Data to examine:
-- -- --

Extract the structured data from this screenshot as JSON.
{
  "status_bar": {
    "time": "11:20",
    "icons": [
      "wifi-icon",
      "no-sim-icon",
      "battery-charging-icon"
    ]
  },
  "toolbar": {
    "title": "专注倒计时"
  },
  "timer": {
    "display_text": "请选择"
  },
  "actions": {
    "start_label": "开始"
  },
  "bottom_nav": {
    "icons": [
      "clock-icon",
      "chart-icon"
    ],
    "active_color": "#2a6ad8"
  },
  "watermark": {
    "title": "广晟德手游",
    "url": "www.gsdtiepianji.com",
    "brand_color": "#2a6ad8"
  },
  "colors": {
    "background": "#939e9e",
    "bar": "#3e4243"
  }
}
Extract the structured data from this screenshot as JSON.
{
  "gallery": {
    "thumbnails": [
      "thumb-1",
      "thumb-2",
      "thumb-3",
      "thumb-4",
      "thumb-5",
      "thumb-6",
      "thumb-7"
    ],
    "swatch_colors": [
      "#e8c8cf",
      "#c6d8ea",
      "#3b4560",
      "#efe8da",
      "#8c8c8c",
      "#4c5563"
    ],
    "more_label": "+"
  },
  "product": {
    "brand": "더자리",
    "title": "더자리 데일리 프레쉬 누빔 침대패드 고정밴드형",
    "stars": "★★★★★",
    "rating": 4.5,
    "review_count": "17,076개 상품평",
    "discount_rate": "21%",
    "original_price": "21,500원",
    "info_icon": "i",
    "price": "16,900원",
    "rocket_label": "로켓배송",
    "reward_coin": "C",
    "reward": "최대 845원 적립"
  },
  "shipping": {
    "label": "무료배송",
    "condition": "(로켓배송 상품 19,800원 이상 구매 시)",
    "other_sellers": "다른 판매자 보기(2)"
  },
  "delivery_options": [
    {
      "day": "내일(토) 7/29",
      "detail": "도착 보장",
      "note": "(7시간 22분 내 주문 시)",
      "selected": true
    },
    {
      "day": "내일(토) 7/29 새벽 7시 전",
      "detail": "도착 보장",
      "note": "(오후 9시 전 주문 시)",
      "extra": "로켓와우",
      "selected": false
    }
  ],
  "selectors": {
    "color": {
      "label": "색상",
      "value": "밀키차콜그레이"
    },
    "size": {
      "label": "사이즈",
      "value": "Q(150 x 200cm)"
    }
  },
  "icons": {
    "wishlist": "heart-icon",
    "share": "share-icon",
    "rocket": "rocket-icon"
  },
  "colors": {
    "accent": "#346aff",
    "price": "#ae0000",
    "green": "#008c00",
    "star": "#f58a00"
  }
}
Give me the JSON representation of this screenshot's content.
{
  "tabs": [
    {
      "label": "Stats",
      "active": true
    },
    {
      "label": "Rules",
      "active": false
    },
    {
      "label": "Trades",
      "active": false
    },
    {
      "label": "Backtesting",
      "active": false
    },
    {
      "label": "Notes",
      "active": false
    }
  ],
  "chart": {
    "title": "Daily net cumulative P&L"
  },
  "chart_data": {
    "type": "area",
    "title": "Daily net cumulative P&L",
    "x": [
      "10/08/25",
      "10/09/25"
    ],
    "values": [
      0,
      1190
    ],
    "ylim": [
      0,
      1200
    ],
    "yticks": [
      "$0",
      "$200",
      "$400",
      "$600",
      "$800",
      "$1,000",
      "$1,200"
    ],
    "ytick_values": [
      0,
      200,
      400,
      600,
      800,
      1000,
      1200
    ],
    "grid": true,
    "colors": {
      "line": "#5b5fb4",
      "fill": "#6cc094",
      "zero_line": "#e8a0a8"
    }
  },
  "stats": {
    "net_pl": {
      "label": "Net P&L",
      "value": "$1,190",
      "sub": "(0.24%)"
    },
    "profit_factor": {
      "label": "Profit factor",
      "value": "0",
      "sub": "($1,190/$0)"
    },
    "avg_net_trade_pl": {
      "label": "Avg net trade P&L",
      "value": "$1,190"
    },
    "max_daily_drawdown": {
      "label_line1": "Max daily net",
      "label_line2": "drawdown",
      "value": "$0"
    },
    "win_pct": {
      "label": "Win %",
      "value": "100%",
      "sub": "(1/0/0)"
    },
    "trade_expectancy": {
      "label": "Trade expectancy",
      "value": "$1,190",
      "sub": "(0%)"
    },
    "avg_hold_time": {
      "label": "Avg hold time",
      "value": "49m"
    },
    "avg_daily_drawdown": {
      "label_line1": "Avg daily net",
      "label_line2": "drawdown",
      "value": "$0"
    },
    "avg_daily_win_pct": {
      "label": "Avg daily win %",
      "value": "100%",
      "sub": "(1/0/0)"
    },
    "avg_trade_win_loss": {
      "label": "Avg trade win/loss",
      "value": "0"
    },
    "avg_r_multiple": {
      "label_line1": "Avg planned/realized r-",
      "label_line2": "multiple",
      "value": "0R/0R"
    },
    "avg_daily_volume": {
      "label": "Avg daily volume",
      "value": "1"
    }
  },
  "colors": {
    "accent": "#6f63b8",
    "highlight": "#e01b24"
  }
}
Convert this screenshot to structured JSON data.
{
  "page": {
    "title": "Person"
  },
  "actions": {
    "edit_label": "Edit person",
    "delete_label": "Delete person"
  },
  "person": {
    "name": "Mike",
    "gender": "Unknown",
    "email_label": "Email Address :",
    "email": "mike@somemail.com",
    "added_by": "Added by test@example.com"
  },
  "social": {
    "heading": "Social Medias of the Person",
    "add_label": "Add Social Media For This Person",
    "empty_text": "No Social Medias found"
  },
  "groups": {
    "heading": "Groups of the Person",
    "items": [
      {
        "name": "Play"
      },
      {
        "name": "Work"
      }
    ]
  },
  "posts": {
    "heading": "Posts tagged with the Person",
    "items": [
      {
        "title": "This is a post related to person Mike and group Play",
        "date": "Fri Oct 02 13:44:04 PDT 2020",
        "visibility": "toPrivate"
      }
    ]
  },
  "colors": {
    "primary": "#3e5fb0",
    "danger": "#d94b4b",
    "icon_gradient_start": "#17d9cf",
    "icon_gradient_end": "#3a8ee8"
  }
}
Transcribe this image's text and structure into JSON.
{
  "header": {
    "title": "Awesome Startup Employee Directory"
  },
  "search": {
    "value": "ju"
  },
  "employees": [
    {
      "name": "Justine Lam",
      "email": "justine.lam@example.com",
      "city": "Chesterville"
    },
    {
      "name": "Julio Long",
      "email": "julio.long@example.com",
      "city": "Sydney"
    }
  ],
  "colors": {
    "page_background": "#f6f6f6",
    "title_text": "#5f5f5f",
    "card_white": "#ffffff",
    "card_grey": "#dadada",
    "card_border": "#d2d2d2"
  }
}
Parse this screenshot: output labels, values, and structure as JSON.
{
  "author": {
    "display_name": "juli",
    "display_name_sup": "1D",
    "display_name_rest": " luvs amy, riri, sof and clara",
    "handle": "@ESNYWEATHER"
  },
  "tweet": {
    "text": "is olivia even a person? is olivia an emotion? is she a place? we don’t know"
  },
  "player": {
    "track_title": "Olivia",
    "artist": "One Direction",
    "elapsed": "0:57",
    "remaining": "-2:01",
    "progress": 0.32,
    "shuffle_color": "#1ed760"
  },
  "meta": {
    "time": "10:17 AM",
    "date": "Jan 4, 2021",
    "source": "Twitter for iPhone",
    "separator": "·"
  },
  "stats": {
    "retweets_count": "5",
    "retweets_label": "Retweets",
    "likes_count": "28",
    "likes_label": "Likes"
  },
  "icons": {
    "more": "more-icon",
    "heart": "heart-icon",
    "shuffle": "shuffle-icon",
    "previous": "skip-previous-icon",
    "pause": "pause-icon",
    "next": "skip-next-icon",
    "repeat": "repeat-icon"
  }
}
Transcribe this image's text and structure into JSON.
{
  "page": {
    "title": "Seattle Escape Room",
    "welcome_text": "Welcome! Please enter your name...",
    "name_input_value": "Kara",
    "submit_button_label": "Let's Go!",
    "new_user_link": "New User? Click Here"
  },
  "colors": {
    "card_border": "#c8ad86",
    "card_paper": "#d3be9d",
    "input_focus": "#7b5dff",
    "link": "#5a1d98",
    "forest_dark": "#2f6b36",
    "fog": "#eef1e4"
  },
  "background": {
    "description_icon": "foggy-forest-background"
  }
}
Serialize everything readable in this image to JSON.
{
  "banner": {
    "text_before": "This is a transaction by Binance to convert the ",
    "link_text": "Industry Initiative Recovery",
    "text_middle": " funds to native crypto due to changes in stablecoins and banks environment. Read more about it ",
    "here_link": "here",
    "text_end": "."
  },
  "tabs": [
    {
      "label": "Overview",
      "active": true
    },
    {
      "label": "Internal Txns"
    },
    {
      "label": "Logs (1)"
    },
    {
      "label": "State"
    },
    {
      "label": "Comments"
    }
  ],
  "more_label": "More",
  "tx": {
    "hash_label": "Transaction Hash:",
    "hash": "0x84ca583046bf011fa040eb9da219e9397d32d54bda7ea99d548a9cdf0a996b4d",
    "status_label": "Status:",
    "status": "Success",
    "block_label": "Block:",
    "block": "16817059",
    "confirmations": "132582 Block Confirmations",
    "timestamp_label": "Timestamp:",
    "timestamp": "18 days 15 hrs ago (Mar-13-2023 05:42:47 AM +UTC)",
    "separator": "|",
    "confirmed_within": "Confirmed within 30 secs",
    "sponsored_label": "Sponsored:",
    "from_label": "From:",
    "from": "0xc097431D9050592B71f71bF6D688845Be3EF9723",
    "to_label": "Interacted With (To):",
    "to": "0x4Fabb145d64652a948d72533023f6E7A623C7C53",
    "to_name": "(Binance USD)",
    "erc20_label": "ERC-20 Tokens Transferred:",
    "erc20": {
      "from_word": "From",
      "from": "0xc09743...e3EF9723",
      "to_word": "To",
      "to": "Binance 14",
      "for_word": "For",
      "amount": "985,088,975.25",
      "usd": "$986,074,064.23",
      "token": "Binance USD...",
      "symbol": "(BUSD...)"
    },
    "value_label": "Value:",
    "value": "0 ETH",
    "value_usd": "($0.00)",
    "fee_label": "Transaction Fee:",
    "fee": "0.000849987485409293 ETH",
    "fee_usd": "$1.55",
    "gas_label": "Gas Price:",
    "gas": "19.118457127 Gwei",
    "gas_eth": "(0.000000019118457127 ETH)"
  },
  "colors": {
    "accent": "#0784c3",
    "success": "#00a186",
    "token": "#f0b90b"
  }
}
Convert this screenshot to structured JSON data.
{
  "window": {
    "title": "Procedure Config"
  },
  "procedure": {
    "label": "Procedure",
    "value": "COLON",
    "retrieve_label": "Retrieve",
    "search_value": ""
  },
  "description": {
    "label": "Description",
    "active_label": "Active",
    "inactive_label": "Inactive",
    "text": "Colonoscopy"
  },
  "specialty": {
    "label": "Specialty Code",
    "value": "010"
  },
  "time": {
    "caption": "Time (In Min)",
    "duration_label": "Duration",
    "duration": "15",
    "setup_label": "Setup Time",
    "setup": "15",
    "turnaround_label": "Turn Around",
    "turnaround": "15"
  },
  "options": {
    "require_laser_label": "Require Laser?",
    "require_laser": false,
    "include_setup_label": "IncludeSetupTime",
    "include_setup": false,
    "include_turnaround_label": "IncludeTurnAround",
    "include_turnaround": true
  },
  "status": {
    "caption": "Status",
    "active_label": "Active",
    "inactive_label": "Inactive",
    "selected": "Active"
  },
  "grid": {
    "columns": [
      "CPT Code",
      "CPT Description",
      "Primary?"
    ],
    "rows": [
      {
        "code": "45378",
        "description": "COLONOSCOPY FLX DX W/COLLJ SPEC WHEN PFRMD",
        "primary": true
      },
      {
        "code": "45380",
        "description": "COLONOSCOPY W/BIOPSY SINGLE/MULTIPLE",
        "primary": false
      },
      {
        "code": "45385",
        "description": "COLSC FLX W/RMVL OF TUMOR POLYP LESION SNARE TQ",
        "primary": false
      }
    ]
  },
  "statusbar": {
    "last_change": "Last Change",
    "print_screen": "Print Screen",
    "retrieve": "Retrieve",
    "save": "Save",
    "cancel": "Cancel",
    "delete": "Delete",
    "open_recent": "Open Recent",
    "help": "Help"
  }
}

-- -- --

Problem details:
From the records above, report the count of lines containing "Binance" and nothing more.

Answer section:
4